-- Data listing --
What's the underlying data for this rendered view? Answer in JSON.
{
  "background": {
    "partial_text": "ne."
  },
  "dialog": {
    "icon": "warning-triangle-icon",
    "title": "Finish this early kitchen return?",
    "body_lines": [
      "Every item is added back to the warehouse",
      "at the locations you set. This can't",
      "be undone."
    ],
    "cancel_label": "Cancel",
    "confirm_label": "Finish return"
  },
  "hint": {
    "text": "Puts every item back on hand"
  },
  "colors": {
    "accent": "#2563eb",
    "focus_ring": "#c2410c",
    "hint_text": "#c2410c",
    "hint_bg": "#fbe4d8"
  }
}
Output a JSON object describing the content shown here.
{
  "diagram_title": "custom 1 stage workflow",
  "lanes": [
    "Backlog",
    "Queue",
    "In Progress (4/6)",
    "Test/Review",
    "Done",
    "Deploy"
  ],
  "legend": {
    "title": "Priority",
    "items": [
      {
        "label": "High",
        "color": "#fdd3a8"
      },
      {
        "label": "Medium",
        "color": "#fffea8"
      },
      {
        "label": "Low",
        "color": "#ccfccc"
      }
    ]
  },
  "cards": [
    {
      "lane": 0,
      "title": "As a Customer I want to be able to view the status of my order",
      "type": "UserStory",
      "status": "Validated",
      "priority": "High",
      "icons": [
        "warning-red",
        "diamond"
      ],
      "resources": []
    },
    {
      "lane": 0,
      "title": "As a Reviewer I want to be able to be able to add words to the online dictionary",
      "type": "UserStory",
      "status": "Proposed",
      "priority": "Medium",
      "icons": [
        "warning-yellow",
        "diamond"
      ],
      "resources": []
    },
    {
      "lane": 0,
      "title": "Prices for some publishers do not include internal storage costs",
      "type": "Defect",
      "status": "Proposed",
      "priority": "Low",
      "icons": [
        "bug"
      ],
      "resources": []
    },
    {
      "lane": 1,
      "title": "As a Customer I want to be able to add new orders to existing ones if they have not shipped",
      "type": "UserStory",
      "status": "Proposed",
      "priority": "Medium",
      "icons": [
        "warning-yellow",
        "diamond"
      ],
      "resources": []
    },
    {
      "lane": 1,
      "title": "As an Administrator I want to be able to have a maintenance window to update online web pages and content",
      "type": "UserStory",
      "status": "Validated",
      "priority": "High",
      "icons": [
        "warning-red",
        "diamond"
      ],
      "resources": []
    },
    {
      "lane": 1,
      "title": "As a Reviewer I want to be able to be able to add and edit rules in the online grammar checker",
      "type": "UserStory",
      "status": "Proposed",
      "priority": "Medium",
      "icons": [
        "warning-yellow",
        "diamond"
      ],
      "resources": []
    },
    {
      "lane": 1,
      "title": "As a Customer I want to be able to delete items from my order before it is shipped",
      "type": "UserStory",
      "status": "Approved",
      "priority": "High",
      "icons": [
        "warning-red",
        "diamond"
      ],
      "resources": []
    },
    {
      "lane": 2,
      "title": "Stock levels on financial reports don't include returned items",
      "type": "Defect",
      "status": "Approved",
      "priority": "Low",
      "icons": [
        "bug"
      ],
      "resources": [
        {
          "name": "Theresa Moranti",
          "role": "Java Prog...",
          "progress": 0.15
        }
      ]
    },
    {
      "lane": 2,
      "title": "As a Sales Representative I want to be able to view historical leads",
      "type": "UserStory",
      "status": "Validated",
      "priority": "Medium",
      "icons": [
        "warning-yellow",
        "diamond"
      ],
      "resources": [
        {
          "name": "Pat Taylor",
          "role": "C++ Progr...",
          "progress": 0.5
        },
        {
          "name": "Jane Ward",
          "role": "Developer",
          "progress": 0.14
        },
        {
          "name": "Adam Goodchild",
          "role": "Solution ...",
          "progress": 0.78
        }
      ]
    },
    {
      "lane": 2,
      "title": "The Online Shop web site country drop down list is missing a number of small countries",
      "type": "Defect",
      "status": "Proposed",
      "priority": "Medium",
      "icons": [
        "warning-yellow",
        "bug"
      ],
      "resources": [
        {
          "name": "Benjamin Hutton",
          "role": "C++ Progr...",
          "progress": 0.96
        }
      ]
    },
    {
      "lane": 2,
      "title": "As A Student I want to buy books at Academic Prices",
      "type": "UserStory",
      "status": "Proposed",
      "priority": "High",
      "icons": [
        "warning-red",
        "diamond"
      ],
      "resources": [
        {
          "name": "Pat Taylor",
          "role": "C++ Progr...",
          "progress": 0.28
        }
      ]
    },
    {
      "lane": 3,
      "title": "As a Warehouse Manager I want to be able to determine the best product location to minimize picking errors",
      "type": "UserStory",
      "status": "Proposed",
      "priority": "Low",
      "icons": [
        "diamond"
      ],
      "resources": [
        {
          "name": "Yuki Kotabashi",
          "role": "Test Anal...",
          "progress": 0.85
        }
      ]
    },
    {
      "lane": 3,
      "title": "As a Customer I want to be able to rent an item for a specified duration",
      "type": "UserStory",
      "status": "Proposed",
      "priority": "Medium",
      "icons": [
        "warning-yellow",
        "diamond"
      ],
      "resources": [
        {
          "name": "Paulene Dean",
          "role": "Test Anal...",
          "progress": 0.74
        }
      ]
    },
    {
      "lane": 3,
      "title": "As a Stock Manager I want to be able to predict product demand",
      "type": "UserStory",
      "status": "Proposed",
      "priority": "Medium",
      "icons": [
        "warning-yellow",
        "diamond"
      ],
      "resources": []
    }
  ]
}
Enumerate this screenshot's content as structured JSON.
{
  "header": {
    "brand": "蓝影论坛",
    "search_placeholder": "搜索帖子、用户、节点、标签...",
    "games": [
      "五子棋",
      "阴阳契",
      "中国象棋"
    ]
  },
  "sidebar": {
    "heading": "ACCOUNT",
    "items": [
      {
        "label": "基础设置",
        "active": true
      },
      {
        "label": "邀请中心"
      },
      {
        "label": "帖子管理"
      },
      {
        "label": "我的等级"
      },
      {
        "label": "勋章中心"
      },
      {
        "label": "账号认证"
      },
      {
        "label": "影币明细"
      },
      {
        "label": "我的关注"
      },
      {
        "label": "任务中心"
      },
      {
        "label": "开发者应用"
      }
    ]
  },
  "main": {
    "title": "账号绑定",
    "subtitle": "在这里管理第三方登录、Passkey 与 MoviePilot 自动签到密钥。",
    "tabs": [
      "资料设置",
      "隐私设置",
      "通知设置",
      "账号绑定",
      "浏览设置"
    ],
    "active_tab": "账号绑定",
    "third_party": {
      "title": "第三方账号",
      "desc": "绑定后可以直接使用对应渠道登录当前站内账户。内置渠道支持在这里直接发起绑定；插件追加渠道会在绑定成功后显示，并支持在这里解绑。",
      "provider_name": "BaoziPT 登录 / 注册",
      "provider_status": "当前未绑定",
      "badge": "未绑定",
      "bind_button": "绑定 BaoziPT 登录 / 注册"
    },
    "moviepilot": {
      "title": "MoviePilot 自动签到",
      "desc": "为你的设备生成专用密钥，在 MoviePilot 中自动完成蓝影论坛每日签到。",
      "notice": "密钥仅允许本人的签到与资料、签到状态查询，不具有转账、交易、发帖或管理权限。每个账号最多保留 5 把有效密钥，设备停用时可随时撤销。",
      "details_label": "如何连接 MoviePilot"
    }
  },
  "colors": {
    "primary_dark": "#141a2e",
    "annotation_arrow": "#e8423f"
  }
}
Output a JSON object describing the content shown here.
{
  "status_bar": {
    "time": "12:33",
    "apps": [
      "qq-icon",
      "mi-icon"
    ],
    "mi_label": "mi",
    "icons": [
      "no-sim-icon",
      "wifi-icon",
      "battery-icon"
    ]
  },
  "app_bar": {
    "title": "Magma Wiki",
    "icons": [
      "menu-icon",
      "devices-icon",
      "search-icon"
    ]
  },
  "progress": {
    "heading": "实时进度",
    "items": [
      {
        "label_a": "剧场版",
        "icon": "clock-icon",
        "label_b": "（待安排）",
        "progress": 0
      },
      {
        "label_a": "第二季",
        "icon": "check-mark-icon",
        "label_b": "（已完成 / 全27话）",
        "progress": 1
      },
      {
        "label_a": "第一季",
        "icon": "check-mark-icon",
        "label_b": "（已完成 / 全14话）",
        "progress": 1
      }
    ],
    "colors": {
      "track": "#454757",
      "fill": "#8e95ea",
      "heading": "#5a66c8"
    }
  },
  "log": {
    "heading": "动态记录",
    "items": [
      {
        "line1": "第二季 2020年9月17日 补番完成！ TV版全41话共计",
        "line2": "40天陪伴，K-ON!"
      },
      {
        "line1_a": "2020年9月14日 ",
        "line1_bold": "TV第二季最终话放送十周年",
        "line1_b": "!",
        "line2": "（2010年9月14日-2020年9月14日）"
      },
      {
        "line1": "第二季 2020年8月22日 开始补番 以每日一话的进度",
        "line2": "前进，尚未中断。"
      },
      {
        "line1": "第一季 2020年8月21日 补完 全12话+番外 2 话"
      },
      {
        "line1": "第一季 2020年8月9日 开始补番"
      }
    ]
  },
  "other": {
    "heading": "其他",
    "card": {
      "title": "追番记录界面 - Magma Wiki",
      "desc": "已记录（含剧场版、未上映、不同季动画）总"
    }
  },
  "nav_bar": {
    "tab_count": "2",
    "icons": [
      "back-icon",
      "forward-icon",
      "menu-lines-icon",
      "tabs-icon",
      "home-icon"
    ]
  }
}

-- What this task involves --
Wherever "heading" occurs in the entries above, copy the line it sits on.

-- Solved problem --
    "heading": "ACCOUNT",
    "heading": "实时进度",
      "heading": "#5a66c8"
    "heading": "动态记录",
    "heading": "其他",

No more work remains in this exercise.